▸ Required action:
Which of the lines below hold "Banners"? Please return each one.

▸ Input:
------

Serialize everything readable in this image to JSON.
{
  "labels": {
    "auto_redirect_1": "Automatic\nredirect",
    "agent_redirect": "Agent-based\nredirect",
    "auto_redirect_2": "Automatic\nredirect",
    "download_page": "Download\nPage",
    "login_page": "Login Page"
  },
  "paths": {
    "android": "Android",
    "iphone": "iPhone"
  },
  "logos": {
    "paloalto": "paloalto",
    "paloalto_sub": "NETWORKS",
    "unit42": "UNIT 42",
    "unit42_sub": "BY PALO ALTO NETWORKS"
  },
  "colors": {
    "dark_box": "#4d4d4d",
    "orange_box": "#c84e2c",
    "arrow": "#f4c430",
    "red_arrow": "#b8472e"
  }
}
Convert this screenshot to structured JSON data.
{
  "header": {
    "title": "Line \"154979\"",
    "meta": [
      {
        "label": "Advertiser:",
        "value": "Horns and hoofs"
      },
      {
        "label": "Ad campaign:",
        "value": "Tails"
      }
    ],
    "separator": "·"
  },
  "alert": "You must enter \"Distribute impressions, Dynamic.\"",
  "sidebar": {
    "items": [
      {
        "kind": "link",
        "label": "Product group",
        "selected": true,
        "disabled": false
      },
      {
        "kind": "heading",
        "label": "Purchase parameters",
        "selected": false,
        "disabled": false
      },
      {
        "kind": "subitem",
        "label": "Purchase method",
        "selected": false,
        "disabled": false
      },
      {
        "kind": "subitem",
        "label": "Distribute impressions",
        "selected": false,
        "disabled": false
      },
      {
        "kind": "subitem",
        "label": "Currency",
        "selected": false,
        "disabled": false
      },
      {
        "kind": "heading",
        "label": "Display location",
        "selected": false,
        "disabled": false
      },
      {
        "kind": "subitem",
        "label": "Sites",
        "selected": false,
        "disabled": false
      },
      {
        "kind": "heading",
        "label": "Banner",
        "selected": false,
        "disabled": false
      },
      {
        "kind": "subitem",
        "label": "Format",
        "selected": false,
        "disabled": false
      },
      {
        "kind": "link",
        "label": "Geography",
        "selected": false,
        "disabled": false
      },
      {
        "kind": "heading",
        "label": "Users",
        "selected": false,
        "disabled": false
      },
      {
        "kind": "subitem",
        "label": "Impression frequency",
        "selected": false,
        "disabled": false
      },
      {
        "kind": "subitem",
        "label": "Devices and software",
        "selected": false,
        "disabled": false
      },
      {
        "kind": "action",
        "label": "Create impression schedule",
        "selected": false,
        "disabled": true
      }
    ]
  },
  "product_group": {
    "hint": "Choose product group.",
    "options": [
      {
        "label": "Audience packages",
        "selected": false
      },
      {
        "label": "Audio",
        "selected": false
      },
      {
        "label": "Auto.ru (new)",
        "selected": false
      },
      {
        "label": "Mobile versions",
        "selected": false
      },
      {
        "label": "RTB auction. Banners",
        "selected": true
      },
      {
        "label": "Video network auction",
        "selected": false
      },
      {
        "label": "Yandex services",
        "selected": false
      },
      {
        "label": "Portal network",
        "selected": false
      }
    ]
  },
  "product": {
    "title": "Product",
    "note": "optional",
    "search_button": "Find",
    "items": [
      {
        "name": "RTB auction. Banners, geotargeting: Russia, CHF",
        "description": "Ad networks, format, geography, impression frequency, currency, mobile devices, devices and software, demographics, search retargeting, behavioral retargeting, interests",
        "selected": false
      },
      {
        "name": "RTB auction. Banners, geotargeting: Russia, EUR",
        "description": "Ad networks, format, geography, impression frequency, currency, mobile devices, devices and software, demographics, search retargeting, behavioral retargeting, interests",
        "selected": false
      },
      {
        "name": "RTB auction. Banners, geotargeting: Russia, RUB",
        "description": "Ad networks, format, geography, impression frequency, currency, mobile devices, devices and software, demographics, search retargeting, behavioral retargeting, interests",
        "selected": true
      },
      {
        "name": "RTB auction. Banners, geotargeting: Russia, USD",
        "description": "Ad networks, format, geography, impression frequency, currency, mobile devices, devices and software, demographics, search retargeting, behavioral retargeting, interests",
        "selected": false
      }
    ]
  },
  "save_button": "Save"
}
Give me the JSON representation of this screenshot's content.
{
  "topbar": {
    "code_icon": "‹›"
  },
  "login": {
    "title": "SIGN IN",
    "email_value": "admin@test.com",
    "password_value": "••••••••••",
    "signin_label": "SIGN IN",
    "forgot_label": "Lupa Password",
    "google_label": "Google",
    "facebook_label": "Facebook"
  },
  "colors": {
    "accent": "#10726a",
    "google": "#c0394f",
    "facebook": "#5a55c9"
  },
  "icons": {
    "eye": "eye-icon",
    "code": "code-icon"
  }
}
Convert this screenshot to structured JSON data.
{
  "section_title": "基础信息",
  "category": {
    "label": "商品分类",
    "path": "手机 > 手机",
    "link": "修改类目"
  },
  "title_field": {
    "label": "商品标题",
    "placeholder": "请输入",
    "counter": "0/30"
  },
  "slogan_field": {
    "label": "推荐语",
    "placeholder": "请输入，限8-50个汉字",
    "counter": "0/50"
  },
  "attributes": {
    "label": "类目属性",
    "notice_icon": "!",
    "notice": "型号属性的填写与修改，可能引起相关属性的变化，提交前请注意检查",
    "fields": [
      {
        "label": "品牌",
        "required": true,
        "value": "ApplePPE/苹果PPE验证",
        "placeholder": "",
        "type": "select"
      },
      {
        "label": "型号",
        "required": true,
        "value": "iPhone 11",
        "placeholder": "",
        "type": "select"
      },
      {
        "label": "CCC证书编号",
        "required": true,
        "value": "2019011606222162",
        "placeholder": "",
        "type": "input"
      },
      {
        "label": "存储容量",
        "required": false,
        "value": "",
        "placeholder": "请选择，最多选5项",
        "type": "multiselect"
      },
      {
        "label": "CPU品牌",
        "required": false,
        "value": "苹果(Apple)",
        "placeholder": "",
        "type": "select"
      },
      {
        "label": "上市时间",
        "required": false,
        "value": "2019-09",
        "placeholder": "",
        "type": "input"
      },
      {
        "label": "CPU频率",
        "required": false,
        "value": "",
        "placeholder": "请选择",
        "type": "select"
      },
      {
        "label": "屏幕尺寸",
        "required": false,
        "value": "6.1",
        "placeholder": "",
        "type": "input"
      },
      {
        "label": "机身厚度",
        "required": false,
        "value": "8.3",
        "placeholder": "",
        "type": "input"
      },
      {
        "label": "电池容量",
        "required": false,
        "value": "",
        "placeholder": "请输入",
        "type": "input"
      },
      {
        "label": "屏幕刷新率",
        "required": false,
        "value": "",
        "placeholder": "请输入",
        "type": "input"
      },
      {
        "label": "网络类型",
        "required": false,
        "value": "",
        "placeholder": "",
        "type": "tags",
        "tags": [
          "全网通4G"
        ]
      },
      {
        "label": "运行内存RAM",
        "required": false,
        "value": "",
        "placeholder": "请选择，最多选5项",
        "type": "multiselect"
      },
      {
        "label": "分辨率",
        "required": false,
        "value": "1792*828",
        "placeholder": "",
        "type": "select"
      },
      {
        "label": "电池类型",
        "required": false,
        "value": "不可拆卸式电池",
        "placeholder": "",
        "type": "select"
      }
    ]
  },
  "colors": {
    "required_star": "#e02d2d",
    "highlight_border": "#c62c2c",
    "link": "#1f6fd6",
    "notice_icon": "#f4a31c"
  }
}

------

▸ Task solution:
        "label": "RTB auction. Banners",
        "name": "RTB auction. Banners, geotargeting: Russia, CHF",
        "name": "RTB auction. Banners, geotargeting: Russia, EUR",
        "name": "RTB auction. Banners, geotargeting: Russia, RUB",
        "name": "RTB auction. Banners, geotargeting: Russia, USD",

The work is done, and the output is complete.